Give every line below again, exactly as it appears.

Saved data entries

--- START ---

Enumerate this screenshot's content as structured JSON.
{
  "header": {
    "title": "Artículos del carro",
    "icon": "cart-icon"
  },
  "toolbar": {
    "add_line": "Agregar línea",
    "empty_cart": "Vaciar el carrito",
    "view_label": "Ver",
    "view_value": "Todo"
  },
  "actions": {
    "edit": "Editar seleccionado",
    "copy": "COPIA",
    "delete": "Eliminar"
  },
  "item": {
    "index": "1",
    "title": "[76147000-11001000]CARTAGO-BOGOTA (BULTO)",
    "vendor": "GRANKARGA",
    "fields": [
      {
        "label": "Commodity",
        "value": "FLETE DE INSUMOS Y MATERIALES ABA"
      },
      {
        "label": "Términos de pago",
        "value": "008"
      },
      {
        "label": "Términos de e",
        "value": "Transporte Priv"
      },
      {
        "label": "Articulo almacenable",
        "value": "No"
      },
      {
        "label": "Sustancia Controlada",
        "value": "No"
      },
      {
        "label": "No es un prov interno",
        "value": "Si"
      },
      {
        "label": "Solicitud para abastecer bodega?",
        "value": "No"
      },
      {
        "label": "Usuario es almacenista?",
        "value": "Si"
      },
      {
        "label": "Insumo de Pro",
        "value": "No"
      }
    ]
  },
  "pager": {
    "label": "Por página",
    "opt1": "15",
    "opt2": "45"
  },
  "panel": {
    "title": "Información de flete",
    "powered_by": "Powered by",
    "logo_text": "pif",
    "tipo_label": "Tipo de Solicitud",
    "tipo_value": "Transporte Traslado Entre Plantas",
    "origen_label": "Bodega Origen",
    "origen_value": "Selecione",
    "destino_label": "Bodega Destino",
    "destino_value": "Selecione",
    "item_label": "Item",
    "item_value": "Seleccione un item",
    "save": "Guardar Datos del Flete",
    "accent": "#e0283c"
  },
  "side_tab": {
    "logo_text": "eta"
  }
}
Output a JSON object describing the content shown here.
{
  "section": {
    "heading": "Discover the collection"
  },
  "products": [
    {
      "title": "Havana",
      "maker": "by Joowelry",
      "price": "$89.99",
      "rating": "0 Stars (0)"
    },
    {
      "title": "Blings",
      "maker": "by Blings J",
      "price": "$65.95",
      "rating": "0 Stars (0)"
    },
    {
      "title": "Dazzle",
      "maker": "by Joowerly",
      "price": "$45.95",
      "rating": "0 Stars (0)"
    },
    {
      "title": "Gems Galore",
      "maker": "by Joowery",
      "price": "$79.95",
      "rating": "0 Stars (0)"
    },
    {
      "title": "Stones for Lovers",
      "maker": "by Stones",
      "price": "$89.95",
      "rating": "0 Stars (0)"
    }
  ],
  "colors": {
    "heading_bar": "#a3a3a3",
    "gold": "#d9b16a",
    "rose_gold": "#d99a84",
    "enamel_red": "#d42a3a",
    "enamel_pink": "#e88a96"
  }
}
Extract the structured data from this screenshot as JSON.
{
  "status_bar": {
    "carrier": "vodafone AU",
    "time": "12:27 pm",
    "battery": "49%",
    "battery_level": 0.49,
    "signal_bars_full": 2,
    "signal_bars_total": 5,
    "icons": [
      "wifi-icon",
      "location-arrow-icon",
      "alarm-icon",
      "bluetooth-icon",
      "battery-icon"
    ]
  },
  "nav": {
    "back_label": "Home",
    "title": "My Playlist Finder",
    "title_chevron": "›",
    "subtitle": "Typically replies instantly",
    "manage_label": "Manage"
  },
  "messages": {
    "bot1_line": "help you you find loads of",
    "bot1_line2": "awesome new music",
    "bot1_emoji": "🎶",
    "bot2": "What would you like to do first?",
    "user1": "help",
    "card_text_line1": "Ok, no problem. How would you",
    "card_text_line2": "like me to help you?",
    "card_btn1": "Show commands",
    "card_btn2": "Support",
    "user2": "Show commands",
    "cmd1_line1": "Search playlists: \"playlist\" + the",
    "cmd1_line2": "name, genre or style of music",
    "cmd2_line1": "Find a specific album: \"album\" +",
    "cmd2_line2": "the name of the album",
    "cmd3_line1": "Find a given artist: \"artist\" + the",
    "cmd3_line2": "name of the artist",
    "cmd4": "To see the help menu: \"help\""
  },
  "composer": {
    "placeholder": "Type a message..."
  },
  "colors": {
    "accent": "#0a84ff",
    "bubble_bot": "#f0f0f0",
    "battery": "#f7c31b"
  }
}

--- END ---

■ Completed exercise:
Enumerate this screenshot's content as structured JSON.
{
  "header": {
    "title": "Artículos del carro",
    "icon": "cart-icon"
  },
  "toolbar": {
    "add_line": "Agregar línea",
    "empty_cart": "Vaciar el carrito",
    "view_label": "Ver",
    "view_value": "Todo"
  },
  "actions": {
    "edit": "Editar seleccionado",
    "copy": "COPIA",
    "delete": "Eliminar"
  },
  "item": {
    "index": "1",
    "title": "[76147000-11001000]CARTAGO-BOGOTA (BULTO)",
    "vendor": "GRANKARGA",
    "fields": [
      {
        "label": "Commodity",
        "value": "FLETE DE INSUMOS Y MATERIALES ABA"
      },
      {
        "label": "Términos de pago",
        "value": "008"
      },
      {
        "label": "Términos de e",
        "value": "Transporte Priv"
      },
      {
        "label": "Articulo almacenable",
        "value": "No"
      },
      {
        "label": "Sustancia Controlada",
        "value": "No"
      },
      {
        "label": "No es un prov interno",
        "value": "Si"
      },
      {
        "label": "Solicitud para abastecer bodega?",
        "value": "No"
      },
      {
        "label": "Usuario es almacenista?",
        "value": "Si"
      },
      {
        "label": "Insumo de Pro",
        "value": "No"
      }
    ]
  },
  "pager": {
    "label": "Por página",
    "opt1": "15",
    "opt2": "45"
  },
  "panel": {
    "title": "Información de flete",
    "powered_by": "Powered by",
    "logo_text": "pif",
    "tipo_label": "Tipo de Solicitud",
    "tipo_value": "Transporte Traslado Entre Plantas",
    "origen_label": "Bodega Origen",
    "origen_value": "Selecione",
    "destino_label": "Bodega Destino",
    "destino_value": "Selecione",
    "item_label": "Item",
    "item_value": "Seleccione un item",
    "save": "Guardar Datos del Flete",
    "accent": "#e0283c"
  },
  "side_tab": {
    "logo_text": "eta"
  }
}
Output a JSON object describing the content shown here.
{
  "section": {
    "heading": "Discover the collection"
  },
  "products": [
    {
      "title": "Havana",
      "maker": "by Joowelry",
      "price": "$89.99",
      "rating": "0 Stars (0)"
    },
    {
      "title": "Blings",
      "maker": "by Blings J",
      "price": "$65.95",
      "rating": "0 Stars (0)"
    },
    {
      "title": "Dazzle",
      "maker": "by Joowerly",
      "price": "$45.95",
      "rating": "0 Stars (0)"
    },
    {
      "title": "Gems Galore",
      "maker": "by Joowery",
      "price": "$79.95",
      "rating": "0 Stars (0)"
    },
    {
      "title": "Stones for Lovers",
      "maker": "by Stones",
      "price": "$89.95",
      "rating": "0 Stars (0)"
    }
  ],
  "colors": {
    "heading_bar": "#a3a3a3",
    "gold": "#d9b16a",
    "rose_gold": "#d99a84",
    "enamel_red": "#d42a3a",
    "enamel_pink": "#e88a96"
  }
}
Extract the structured data from this screenshot as JSON.
{
  "status_bar": {
    "carrier": "vodafone AU",
    "time": "12:27 pm",
    "battery": "49%",
    "battery_level": 0.49,
    "signal_bars_full": 2,
    "signal_bars_total": 5,
    "icons": [
      "wifi-icon",
      "location-arrow-icon",
      "alarm-icon",
      "bluetooth-icon",
      "battery-icon"
    ]
  },
  "nav": {
    "back_label": "Home",
    "title": "My Playlist Finder",
    "title_chevron": "›",
    "subtitle": "Typically replies instantly",
    "manage_label": "Manage"
  },
  "messages": {
    "bot1_line": "help you you find loads of",
    "bot1_line2": "awesome new music",
    "bot1_emoji": "🎶",
    "bot2": "What would you like to do first?",
    "user1": "help",
    "card_text_line1": "Ok, no problem. How would you",
    "card_text_line2": "like me to help you?",
    "card_btn1": "Show commands",
    "card_btn2": "Support",
    "user2": "Show commands",
    "cmd1_line1": "Search playlists: \"playlist\" + the",
    "cmd1_line2": "name, genre or style of music",
    "cmd2_line1": "Find a specific album: \"album\" +",
    "cmd2_line2": "the name of the album",
    "cmd3_line1": "Find a given artist: \"artist\" + the",
    "cmd3_line2": "name of the artist",
    "cmd4": "To see the help menu: \"help\""
  },
  "composer": {
    "placeholder": "Type a message..."
  },
  "colors": {
    "accent": "#0a84ff",
    "bubble_bot": "#f0f0f0",
    "battery": "#f7c31b"
  }
}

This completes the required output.